In the past month Drs Derek Smith and Peter Leggat published a comprehensive international review of tobacco smoking in the medical profession from 1974-2004. The study showed that in countries like the United States, UK, Canada, Australia and New Zealand, smoking rates have dropped dramatically among doctors, from 15-20% in the 1970’s to around 5% at the end of the 20th century. However, such low smoking rates are not uniform among doctors across the world.
So it seems that it might be quite easy to find doctors who don't smoke. Since the hospital's employees are losing weight and becoming more healthy, it doesn't seem that exercise is a deal breaker either. The doctors who refuse to quit smoking or eating excessively can just go to work for themselves or another company. In a free market economy there are always jobs available, ensuring that any corporation that makes up onerous rules will be punished when people refuse to work for them.

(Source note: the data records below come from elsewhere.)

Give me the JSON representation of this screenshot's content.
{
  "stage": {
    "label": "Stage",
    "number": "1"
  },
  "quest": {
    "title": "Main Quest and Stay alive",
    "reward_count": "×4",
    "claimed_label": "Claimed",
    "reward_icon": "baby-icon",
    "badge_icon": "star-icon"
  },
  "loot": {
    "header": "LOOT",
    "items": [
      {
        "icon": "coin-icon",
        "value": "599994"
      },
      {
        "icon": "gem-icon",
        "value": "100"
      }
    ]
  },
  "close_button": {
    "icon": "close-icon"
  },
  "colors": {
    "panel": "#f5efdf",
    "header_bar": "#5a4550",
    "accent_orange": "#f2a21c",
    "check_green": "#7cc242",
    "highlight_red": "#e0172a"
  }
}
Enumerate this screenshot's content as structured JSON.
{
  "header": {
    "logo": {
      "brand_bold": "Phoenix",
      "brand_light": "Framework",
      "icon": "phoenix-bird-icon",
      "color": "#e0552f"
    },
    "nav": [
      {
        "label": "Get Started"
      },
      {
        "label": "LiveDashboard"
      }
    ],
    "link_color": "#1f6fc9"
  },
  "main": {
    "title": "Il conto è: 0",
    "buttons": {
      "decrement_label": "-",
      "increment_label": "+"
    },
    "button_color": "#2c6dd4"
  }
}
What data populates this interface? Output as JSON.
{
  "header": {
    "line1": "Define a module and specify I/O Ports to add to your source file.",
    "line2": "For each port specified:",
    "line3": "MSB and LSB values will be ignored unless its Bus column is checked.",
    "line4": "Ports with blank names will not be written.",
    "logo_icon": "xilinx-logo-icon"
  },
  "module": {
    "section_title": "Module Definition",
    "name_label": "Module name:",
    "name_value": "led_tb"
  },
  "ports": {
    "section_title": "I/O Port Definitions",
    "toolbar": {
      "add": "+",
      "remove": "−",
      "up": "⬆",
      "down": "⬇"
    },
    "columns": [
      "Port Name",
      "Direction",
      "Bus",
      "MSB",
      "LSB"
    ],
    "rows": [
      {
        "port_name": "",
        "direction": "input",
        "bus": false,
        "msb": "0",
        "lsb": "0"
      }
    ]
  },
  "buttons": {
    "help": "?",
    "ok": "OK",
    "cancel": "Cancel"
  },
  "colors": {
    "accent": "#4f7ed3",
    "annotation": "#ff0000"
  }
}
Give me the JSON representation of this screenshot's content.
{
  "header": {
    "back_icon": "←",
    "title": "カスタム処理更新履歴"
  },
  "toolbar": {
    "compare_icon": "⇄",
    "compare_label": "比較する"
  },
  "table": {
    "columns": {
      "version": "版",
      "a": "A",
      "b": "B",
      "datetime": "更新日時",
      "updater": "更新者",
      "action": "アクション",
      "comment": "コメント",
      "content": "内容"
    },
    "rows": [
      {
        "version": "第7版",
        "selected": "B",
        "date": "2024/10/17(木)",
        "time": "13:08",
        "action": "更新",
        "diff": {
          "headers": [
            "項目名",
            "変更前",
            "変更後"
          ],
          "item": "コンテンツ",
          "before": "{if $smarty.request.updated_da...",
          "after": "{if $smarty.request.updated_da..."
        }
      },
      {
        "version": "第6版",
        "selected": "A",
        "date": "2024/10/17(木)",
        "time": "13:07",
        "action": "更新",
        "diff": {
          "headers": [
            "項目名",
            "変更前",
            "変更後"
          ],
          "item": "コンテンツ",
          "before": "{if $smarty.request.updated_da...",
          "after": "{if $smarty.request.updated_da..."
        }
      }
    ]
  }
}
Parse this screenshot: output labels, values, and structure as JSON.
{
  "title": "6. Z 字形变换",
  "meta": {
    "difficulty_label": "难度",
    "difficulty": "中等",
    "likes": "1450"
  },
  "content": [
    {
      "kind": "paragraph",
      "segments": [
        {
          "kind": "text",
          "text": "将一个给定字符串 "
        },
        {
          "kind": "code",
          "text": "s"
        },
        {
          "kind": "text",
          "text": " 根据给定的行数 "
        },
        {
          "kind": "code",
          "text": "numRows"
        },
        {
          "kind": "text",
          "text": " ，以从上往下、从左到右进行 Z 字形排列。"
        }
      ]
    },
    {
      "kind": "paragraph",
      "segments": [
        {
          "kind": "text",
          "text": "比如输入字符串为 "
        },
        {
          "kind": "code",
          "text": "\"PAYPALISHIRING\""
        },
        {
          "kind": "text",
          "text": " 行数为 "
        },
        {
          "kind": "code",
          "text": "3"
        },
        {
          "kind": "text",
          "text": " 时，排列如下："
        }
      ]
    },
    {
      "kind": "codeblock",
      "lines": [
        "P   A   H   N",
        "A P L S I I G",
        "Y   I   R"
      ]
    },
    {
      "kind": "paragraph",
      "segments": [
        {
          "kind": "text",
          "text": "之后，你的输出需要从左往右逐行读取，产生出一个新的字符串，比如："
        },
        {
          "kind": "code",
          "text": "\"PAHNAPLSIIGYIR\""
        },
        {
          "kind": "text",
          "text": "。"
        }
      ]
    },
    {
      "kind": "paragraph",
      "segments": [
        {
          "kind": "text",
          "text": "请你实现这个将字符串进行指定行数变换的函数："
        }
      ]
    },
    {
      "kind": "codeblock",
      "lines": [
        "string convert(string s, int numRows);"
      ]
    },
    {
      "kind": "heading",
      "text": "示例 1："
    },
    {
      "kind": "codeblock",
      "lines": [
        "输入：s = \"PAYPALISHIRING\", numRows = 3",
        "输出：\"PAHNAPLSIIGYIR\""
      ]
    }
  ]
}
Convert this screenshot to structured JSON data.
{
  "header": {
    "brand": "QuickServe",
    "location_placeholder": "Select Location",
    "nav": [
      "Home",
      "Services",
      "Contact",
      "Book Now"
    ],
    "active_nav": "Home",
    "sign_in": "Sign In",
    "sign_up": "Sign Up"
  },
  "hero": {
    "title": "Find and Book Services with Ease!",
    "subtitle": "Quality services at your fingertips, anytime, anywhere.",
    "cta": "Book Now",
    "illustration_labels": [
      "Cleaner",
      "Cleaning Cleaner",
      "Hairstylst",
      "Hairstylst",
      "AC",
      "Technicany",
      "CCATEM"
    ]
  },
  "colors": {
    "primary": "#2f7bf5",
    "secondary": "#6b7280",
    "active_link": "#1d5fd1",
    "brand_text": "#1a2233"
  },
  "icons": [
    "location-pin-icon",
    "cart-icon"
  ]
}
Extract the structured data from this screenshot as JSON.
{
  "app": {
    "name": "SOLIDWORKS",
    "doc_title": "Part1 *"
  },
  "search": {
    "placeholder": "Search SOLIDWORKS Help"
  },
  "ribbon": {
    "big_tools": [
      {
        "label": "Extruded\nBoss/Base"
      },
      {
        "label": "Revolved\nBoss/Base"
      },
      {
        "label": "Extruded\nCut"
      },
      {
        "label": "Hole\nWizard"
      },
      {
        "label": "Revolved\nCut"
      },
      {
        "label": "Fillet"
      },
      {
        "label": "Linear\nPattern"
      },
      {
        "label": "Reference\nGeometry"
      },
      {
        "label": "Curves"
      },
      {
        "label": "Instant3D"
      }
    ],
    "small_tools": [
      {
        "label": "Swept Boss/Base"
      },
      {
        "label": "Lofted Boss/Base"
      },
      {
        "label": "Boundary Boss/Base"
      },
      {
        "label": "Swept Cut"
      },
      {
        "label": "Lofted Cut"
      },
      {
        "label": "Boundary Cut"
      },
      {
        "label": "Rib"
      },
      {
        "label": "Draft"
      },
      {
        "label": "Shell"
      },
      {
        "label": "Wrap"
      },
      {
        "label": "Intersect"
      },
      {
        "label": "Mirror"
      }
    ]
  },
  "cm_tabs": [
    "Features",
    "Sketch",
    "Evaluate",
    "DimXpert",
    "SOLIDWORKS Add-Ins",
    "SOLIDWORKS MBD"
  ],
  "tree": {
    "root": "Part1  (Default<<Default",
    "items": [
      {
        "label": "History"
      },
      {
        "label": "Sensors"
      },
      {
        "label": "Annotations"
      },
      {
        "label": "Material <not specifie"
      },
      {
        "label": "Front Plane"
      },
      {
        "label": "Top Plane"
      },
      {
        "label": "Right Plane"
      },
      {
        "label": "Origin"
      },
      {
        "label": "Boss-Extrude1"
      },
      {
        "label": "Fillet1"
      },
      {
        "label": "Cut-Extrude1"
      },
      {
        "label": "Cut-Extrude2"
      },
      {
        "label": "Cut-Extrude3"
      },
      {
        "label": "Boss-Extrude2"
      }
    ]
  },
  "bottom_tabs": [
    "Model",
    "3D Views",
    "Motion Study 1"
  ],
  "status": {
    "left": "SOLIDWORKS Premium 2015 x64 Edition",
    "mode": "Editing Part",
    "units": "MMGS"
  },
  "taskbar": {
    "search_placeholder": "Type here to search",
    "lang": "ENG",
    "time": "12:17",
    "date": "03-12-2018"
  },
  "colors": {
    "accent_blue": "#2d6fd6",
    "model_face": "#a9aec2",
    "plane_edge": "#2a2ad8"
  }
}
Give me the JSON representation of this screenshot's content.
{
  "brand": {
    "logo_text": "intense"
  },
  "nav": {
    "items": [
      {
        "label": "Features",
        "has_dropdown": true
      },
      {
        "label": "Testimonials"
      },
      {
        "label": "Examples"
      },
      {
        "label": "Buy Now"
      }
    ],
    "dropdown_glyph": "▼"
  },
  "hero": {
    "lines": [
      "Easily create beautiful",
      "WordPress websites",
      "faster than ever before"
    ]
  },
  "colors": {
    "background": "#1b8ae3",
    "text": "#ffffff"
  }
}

There's also the question of lifetime cost profile. Cleveland mostly isn't covering people in that expensive last year of life; that honor tends to go to Medicare and Medicaid. Cleveland saves money if its workers have fewer smoking-related problems, but if that keeps them alive long enough to get Alzheimer's, their lifetime health cost may go up.
Again, irrelevant. The hospital is concerned about its health care costs and bottom line, not the government's.
Now, you can certainly argue that it's still a net gain--people live longer, healthier lives. And I agree that longer and healthier lives are a worthy goal. But from a cost perspective, I suspect that there's less to the Cleveland model than meets the eye.The journalist did not bring up one fact and used two irrelevant arguments to bolster her claim, and her gut feeling is not an adequate replacement for facts and reason. It certainly is easy to be the business editor for The Atlantic.
The only question is why McArdle would take up arms against one of the holy CEOs. Perhaps she is worried that The Atlantic will copy the Clevland Clinic and force her to quit smoking, drink less and exercise more. If it does, McArdle can just teach it a good free market lesson by quitting and getting another one of those plentiful journalist jobs that pays six figures a year.